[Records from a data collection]
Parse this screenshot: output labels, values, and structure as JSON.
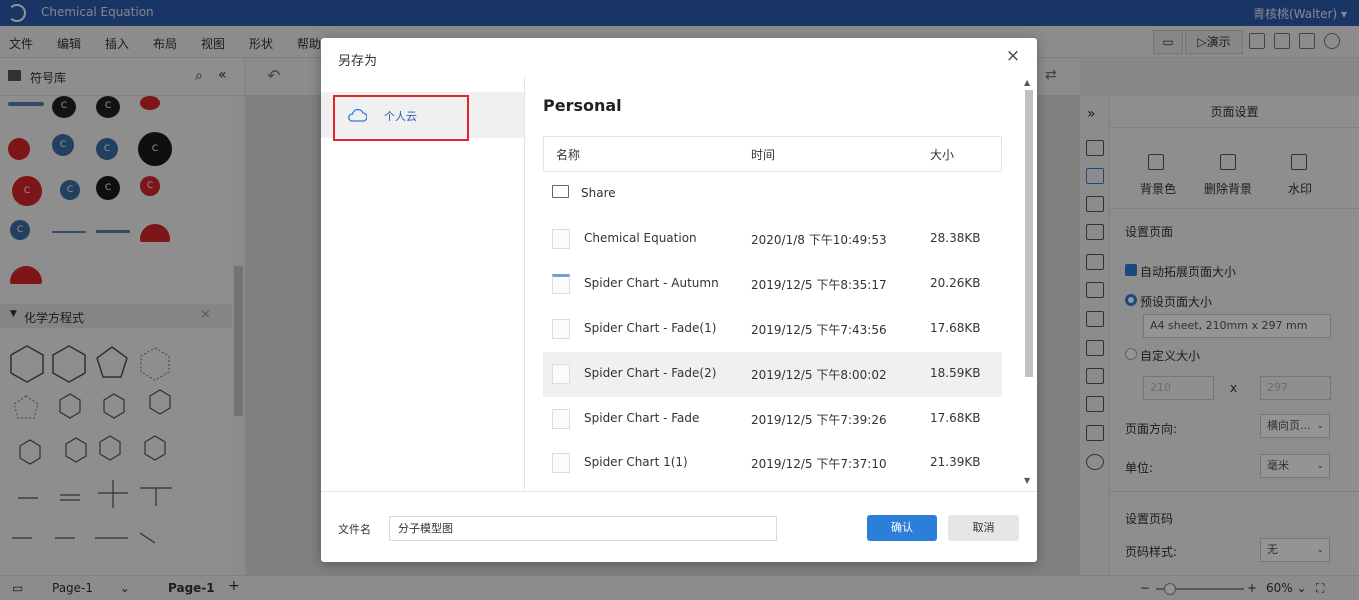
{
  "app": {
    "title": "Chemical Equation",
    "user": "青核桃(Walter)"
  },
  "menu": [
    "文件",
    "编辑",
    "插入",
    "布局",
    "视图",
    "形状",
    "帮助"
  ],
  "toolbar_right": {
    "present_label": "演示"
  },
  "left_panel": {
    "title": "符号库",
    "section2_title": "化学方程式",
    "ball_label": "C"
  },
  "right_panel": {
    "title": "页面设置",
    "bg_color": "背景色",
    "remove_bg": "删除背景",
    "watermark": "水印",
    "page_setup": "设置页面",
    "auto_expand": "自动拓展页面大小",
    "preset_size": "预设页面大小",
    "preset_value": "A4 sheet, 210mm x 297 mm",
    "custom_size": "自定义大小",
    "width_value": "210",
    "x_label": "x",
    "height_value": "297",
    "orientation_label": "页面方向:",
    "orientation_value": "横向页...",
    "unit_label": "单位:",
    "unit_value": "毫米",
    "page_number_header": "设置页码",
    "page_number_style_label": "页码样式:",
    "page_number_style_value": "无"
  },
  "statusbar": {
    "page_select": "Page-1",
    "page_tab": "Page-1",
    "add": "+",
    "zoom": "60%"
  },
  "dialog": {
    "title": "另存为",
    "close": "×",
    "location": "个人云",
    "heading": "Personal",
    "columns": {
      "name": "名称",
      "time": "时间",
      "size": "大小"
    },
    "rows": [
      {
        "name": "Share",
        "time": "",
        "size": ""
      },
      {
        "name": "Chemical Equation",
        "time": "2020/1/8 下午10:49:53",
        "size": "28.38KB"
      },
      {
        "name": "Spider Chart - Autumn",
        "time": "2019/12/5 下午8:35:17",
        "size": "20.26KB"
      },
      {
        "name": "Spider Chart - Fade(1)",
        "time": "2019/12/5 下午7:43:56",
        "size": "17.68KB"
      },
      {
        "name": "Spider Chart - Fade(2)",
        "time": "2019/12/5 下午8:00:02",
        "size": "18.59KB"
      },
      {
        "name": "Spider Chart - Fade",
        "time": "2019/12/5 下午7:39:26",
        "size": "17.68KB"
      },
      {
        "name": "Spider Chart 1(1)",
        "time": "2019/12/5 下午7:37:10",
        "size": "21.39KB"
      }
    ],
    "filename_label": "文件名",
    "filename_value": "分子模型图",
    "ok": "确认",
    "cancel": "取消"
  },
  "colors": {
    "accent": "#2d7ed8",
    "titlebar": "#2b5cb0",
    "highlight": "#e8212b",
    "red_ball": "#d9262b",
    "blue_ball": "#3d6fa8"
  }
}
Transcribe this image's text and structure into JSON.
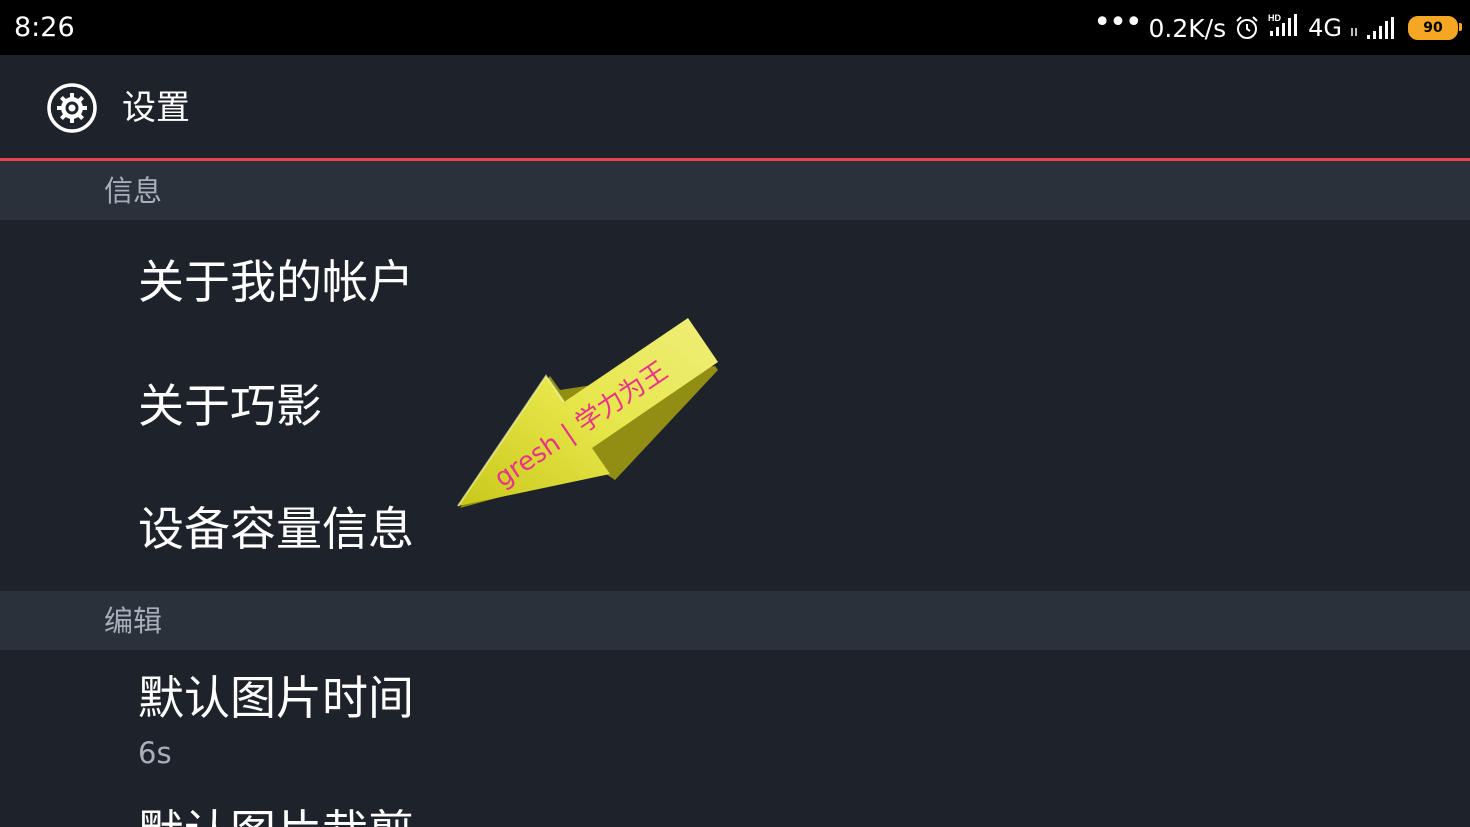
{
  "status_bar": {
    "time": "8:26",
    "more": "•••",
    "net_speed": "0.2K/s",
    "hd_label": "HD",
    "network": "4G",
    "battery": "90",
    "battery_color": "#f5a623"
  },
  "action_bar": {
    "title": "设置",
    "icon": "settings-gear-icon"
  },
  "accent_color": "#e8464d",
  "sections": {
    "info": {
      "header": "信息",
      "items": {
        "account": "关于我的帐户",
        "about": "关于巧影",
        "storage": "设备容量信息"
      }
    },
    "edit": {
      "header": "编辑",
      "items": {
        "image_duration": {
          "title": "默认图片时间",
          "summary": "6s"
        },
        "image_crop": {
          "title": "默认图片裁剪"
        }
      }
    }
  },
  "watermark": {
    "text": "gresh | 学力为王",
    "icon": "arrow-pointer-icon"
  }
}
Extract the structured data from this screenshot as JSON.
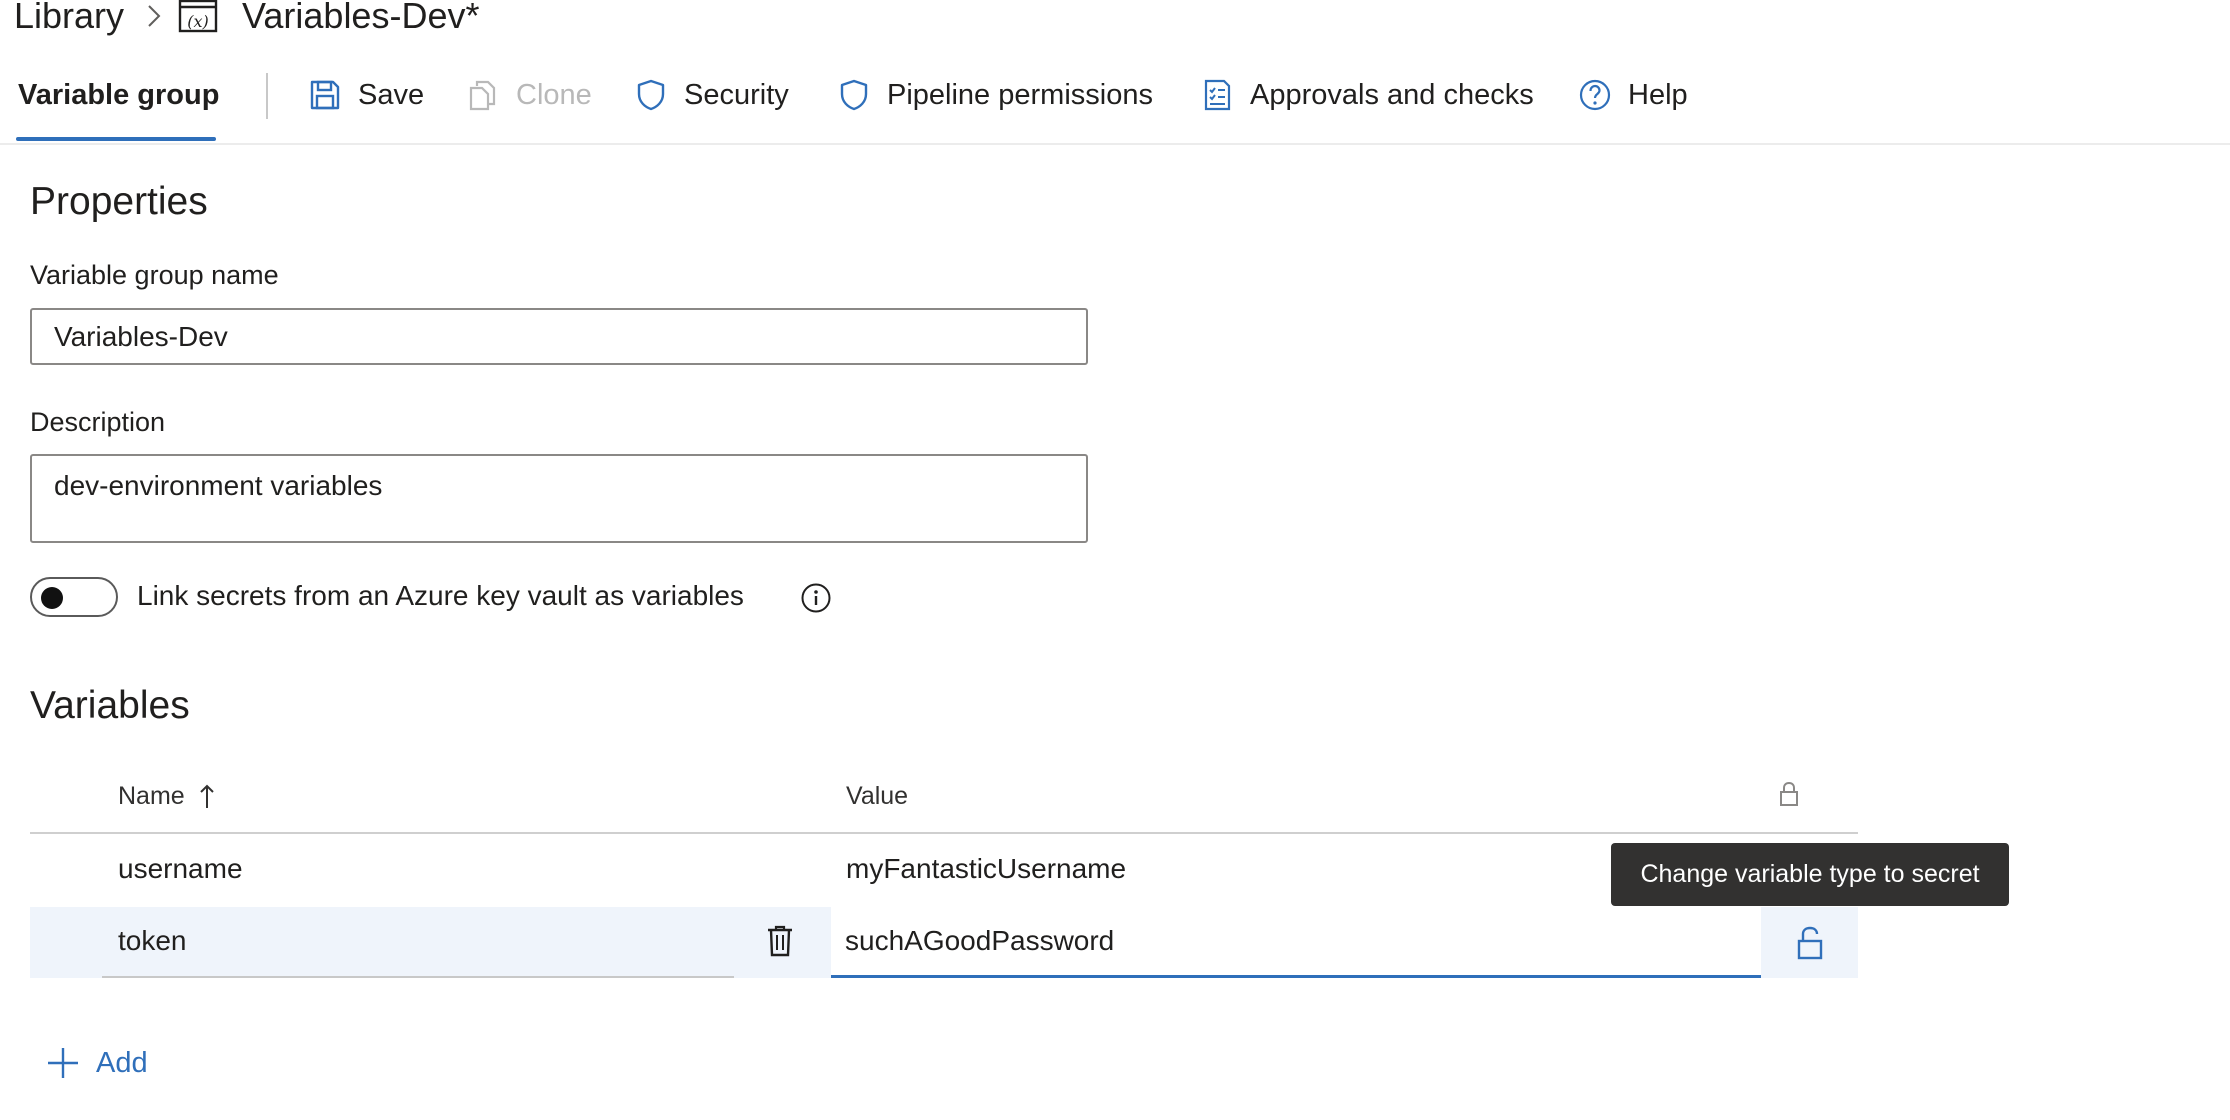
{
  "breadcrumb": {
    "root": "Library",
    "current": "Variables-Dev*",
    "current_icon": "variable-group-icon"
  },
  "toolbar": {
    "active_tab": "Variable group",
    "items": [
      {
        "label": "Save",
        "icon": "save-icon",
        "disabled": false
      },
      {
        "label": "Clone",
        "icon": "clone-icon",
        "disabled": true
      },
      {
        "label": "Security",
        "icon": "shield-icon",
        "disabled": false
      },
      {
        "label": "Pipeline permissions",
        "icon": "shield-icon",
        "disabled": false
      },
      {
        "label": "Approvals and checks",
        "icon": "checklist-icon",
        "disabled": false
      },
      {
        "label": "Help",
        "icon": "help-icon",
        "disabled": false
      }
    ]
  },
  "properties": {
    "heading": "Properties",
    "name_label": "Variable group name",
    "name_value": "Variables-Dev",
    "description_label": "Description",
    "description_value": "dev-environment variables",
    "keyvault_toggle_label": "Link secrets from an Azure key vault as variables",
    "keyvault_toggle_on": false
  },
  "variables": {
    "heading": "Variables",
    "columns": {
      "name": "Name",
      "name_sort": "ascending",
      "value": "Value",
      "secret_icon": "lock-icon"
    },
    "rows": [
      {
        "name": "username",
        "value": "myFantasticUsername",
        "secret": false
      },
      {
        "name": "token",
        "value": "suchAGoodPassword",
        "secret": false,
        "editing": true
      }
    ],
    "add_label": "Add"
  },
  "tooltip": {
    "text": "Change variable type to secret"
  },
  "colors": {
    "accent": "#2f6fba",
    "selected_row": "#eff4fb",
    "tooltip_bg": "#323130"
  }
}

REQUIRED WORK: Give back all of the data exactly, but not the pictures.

RESPONSE:
Parse this screenshot: output labels, values, and structure as JSON.
{
  "app": {
    "title": "Chemical Equation",
    "user": "青核桃(Walter)"
  },
  "menu": [
    "文件",
    "编辑",
    "插入",
    "布局",
    "视图",
    "形状",
    "帮助"
  ],
  "toolbar_right": {
    "present_label": "演示"
  },
  "left_panel": {
    "title": "符号库",
    "section2_title": "化学方程式",
    "ball_label": "C"
  },
  "right_panel": {
    "title": "页面设置",
    "bg_color": "背景色",
    "remove_bg": "删除背景",
    "watermark": "水印",
    "page_setup": "设置页面",
    "auto_expand": "自动拓展页面大小",
    "preset_size": "预设页面大小",
    "preset_value": "A4 sheet, 210mm x 297 mm",
    "custom_size": "自定义大小",
    "width_value": "210",
    "x_label": "x",
    "height_value": "297",
    "orientation_label": "页面方向:",
    "orientation_value": "横向页...",
    "unit_label": "单位:",
    "unit_value": "毫米",
    "page_number_header": "设置页码",
    "page_number_style_label": "页码样式:",
    "page_number_style_value": "无"
  },
  "statusbar": {
    "page_select": "Page-1",
    "page_tab": "Page-1",
    "add": "+",
    "zoom": "60%"
  },
  "dialog": {
    "title": "另存为",
    "close": "×",
    "location": "个人云",
    "heading": "Personal",
    "columns": {
      "name": "名称",
      "time": "时间",
      "size": "大小"
    },
    "rows": [
      {
        "name": "Share",
        "time": "",
        "size": ""
      },
      {
        "name": "Chemical Equation",
        "time": "2020/1/8 下午10:49:53",
        "size": "28.38KB"
      },
      {
        "name": "Spider Chart - Autumn",
        "time": "2019/12/5 下午8:35:17",
        "size": "20.26KB"
      },
      {
        "name": "Spider Chart - Fade(1)",
        "time": "2019/12/5 下午7:43:56",
        "size": "17.68KB"
      },
      {
        "name": "Spider Chart - Fade(2)",
        "time": "2019/12/5 下午8:00:02",
        "size": "18.59KB"
      },
      {
        "name": "Spider Chart - Fade",
        "time": "2019/12/5 下午7:39:26",
        "size": "17.68KB"
      },
      {
        "name": "Spider Chart 1(1)",
        "time": "2019/12/5 下午7:37:10",
        "size": "21.39KB"
      }
    ],
    "filename_label": "文件名",
    "filename_value": "分子模型图",
    "ok": "确认",
    "cancel": "取消"
  },
  "colors": {
    "accent": "#2d7ed8",
    "titlebar": "#2b5cb0",
    "highlight": "#e8212b",
    "red_ball": "#d9262b",
    "blue_ball": "#3d6fa8"
  }
}
Transcribe this image's text and structure into JSON.
{
  "status_bar": {
    "time": "8:26",
    "more": "•••",
    "net_speed": "0.2K/s",
    "hd_label": "HD",
    "network": "4G",
    "battery": "90",
    "battery_color": "#f5a623"
  },
  "action_bar": {
    "title": "设置",
    "icon": "settings-gear-icon"
  },
  "accent_color": "#e8464d",
  "sections": {
    "info": {
      "header": "信息",
      "items": {
        "account": "关于我的帐户",
        "about": "关于巧影",
        "storage": "设备容量信息"
      }
    },
    "edit": {
      "header": "编辑",
      "items": {
        "image_duration": {
          "title": "默认图片时间",
          "summary": "6s"
        },
        "image_crop": {
          "title": "默认图片裁剪"
        }
      }
    }
  },
  "watermark": {
    "text": "gresh | 学力为王",
    "icon": "arrow-pointer-icon"
  }
}
Extract the structured data from this screenshot as JSON.
{
  "breadcrumb": {
    "root": "Library",
    "current": "Variables-Dev*",
    "current_icon": "variable-group-icon"
  },
  "toolbar": {
    "active_tab": "Variable group",
    "items": [
      {
        "label": "Save",
        "icon": "save-icon",
        "disabled": false
      },
      {
        "label": "Clone",
        "icon": "clone-icon",
        "disabled": true
      },
      {
        "label": "Security",
        "icon": "shield-icon",
        "disabled": false
      },
      {
        "label": "Pipeline permissions",
        "icon": "shield-icon",
        "disabled": false
      },
      {
        "label": "Approvals and checks",
        "icon": "checklist-icon",
        "disabled": false
      },
      {
        "label": "Help",
        "icon": "help-icon",
        "disabled": false
      }
    ]
  },
  "properties": {
    "heading": "Properties",
    "name_label": "Variable group name",
    "name_value": "Variables-Dev",
    "description_label": "Description",
    "description_value": "dev-environment variables",
    "keyvault_toggle_label": "Link secrets from an Azure key vault as variables",
    "keyvault_toggle_on": false
  },
  "variables": {
    "heading": "Variables",
    "columns": {
      "name": "Name",
      "name_sort": "ascending",
      "value": "Value",
      "secret_icon": "lock-icon"
    },
    "rows": [
      {
        "name": "username",
        "value": "myFantasticUsername",
        "secret": false
      },
      {
        "name": "token",
        "value": "suchAGoodPassword",
        "secret": false,
        "editing": true
      }
    ],
    "add_label": "Add"
  },
  "tooltip": {
    "text": "Change variable type to secret"
  },
  "colors": {
    "accent": "#2f6fba",
    "selected_row": "#eff4fb",
    "tooltip_bg": "#323130"
  }
}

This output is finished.